Tony is the Chief Marketing Officer here at Sales & Orders, along with heading up the inbound and customer marketing teams, Tony also oversees partnerships and branding for our award-winning company and platform.
With Google Marketing Live just around the corner (May 14th), some very interesting yet vague news has many search marketers and retailers scratching their heads.
Is Google Express really being rebranded to Google Shopping?
Where did it come from?
Originally reported by The Information, a tech industry blog, according to “two people familiar with the business” Google plans to rebrand Google Express to Google Shopping.
Sounds a bit odd since there already IS a Google Shopping, the one that came to be in 2012. However, at this time, we have no way of officially confirming or refuting this report.
The claim itself in the article is very nicely glazed over in a mere sentence since the entirety of the article is far more dedicated to the news that Google has added “Shopping ads” to YouTube with the kicker being that the ads are actually coming from Google Express.
The report has been picked up wildly, with other tech blogs like Engadget, 9to5Google, and AndroidPolice all hopping on the bandwagon.
All in all though, its not a complete stretch that Google is looking to make some changes. Express has always invoked a feeling or expectation of rapid delivery or something that’s a bit more synonymous with a shipping company.
What is Google Express?
In a strategy to try and compete with Amazon, Google launched what could be considered a “marketplace” in Google Express. It was first set in 2013 but only covered a small test area in California that included San Francisco.
It also happened to replace the now defunct “Purchases on Google” which many thought would become Google’s compete against the Amazon “Buy Button”.
Acting much like an online shopping mall, Google Express allows brands and retailers to list their products on its comparison-shopping-like entity.
For shoppers, Express provides some unique benefits such as 1-click reordering, Google Voice-Assistant aided purchasing, and a universal shopping cart.

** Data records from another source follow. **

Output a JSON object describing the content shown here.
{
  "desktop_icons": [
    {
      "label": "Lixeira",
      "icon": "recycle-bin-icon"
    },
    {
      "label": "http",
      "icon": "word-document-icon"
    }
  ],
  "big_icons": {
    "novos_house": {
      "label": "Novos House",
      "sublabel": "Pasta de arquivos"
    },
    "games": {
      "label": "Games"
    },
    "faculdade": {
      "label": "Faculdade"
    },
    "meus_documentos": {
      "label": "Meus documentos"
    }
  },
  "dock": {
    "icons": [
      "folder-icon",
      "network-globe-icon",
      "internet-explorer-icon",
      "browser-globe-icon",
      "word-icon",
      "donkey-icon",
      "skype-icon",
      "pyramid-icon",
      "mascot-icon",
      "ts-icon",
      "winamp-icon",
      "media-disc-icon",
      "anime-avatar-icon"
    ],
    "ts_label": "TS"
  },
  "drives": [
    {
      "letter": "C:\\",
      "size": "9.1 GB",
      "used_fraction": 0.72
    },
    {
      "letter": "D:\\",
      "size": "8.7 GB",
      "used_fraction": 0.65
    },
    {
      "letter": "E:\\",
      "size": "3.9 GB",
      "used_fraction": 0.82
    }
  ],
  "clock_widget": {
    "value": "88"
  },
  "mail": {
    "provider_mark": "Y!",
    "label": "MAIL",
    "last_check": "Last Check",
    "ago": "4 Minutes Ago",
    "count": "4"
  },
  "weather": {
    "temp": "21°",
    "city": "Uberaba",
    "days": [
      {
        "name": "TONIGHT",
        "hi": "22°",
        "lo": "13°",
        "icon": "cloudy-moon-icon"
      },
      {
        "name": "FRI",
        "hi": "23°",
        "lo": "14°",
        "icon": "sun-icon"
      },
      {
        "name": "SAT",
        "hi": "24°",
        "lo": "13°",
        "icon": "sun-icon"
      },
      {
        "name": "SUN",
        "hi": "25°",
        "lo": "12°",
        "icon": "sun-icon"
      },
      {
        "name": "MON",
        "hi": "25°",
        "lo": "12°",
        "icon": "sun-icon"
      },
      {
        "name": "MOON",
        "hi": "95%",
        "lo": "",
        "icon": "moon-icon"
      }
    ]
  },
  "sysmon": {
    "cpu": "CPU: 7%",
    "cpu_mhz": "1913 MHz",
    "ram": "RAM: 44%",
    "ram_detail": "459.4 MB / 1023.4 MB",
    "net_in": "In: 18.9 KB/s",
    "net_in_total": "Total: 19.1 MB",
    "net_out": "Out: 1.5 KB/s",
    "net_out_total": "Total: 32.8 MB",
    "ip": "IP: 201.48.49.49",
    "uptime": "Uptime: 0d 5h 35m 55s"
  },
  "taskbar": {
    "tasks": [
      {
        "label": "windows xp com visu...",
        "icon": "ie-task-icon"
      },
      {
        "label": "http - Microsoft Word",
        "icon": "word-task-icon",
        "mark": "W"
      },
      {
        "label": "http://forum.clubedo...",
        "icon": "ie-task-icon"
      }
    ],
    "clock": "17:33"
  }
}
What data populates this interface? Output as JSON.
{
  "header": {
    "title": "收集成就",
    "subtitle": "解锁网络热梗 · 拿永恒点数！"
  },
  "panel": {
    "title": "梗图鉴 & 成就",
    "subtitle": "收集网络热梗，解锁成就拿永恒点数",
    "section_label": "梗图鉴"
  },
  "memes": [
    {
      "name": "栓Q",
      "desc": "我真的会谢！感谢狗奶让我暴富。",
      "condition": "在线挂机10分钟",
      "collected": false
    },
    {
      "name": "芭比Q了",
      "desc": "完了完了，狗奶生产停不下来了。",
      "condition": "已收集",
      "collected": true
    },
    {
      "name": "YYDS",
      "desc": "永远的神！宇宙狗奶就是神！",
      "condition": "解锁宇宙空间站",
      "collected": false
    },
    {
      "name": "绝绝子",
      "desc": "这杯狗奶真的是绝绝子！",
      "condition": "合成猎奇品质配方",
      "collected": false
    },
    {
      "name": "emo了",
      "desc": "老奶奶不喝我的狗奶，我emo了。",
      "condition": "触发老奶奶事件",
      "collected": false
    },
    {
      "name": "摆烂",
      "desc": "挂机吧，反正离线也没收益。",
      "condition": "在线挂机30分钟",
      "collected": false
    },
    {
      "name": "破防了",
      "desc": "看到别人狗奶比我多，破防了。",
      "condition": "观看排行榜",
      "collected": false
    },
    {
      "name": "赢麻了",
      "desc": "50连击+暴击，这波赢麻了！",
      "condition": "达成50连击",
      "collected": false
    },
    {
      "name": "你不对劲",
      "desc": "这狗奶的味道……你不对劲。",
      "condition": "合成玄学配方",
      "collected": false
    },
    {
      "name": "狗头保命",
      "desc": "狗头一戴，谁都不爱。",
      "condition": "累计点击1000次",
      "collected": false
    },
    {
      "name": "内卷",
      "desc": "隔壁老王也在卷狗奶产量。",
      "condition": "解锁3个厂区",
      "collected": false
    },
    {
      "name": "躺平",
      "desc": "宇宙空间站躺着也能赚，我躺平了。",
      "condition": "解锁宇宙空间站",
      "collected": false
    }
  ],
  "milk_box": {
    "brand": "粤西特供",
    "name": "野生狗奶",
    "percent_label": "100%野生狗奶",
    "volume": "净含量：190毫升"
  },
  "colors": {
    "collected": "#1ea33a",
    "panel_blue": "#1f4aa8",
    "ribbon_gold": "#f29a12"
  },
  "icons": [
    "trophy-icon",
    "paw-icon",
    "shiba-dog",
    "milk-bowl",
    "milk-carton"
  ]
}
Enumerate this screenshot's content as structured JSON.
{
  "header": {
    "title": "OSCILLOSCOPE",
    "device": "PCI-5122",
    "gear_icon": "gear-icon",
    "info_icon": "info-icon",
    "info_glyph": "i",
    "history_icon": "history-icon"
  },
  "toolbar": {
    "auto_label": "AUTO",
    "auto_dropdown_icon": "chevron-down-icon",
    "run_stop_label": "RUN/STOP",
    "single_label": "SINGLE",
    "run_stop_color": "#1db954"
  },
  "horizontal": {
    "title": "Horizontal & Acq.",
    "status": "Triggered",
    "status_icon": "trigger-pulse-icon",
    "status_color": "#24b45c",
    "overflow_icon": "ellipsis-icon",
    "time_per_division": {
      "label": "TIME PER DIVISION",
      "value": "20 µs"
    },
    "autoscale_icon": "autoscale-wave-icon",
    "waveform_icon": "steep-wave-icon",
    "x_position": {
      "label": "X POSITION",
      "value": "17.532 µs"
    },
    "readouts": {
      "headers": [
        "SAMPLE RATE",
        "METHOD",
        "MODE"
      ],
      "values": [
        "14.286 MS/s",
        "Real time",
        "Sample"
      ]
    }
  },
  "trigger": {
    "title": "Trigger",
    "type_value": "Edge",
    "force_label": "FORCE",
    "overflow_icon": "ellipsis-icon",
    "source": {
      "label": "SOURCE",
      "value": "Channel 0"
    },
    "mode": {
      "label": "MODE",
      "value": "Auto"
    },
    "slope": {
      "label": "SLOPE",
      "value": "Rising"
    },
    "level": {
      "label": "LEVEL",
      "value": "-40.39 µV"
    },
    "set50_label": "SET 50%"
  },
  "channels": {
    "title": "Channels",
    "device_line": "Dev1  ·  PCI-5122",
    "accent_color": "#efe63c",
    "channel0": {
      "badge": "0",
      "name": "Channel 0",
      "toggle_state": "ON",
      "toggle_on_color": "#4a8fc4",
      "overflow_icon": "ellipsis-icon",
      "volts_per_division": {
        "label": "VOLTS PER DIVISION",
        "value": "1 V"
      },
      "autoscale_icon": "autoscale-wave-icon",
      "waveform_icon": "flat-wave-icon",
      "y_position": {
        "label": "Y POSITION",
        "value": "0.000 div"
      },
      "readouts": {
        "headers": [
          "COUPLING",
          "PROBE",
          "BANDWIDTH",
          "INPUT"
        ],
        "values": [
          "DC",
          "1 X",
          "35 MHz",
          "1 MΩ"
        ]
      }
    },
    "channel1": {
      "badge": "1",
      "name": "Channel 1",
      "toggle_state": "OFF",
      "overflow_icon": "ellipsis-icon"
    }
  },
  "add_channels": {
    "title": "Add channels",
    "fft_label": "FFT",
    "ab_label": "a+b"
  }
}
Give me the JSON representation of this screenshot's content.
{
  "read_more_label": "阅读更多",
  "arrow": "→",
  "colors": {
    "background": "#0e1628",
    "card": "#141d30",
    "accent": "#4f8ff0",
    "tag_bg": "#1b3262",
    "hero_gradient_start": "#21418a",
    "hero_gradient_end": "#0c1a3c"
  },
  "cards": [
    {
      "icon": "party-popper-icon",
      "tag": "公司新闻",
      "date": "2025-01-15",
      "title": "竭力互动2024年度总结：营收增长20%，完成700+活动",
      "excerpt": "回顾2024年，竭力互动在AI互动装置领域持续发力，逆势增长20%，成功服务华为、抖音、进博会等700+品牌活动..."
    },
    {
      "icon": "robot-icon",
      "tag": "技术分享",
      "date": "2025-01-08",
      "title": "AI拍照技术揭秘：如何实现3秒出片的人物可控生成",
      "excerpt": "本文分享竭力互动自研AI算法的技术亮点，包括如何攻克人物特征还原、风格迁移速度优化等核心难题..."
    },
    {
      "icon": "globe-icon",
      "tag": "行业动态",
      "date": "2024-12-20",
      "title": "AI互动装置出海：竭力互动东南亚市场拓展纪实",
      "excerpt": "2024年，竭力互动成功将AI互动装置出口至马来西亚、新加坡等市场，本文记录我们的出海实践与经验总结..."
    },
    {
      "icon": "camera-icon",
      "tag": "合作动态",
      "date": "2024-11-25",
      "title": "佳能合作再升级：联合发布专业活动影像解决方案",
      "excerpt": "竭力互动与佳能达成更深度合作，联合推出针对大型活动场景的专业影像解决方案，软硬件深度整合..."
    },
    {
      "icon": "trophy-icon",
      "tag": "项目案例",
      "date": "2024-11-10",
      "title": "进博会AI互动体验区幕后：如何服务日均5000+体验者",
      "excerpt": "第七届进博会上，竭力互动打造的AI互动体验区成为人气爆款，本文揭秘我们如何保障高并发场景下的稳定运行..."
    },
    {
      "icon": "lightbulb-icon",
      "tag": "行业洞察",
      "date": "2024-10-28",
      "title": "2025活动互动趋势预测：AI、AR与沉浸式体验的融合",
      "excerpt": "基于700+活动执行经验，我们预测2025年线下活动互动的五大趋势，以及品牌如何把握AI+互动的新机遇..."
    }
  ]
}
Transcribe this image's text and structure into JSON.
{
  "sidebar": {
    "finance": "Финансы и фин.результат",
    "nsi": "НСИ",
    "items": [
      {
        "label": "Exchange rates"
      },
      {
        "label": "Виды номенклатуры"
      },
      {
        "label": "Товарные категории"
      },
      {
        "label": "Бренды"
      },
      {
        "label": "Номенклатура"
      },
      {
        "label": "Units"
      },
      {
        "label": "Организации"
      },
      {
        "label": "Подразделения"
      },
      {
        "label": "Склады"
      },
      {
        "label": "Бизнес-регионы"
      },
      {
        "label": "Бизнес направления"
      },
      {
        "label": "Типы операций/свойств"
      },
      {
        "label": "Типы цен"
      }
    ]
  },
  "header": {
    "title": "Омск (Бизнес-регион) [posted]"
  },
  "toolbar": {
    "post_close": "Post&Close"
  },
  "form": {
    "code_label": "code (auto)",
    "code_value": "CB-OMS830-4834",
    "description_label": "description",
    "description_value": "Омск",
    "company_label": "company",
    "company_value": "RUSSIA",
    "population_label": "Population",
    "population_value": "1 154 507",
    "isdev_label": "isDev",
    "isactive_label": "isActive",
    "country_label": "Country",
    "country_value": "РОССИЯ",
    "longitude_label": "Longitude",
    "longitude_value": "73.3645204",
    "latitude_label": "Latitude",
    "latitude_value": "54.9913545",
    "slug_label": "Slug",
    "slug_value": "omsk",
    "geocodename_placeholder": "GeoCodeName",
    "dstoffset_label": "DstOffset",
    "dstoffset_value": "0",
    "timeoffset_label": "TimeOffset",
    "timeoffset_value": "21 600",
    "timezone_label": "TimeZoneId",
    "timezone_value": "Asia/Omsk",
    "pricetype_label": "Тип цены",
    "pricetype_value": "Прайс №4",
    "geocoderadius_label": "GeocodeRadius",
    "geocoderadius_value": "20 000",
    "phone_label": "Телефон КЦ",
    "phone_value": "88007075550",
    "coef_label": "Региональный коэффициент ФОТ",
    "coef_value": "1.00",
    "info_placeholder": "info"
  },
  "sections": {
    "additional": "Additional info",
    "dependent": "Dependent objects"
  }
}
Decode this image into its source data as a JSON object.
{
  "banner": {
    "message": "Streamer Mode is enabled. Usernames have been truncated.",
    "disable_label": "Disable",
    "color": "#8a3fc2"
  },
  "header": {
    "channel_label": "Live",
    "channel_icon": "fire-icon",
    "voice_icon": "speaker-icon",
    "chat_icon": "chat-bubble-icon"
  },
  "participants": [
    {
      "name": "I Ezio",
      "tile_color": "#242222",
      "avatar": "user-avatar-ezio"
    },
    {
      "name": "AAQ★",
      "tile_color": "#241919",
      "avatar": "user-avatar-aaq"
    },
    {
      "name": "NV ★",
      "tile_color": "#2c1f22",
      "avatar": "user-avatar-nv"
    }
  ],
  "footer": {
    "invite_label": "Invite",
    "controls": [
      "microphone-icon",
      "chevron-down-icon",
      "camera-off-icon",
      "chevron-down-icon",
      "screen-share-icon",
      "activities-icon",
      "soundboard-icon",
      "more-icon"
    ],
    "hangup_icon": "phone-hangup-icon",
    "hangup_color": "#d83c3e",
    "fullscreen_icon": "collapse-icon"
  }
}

Not to be confused with Google Shopping, the pay-per-click advertising campaign type within Google Ads that is just for e-commerce merchants, Google Express actually shares quite a few similarities with its pseudo cousin:
- To list products on Google Express, retailers must submit a product feed via Google Merchant Center. The same feed that they use for Shopping Ads can double as a feed for Express, only requiring a checkbox to be marked off to then include listing on Express.
- Google advertises its merchants’ products via Google Shopping, with ads being labeled with a ‘G’ tag to indicate that the purchase will take place on Express and not on the retailers own website.
- The very same policies that govern product data quality for Shopping Ads also covers those for Express when submitting a feed via Merchant Center.
So, is it true?
To be completely honest, we don’t know yet.
It is a very intriguing move to say the least, however. It has far reaching effects on the e-commerce and search marketing industries.
Since its launch, Google Shopping has a certain expectation when seen by a merchant. That it is a paid advertising program, and the ads appear in Google search which were formally known as PLAs or Product Listing Ads.
That feeds must be submitted to Google Merchant Center, and campaigns must be set up in Google Ads (formerly AdWords).
That when shoppers click on ads, they are taken to the retailer’s website to complete their purchase.
Are Google Shopping and Express to become one entity? Will Shopping Ads / Campaigns be renamed once again?
There are many questions to be asked, but right now it’s just a waiting game.
Come May 14th, during Google Marketing Live, there is a hope that we will get all the answers and see what the future has in store for both Google Shopping and Google Express.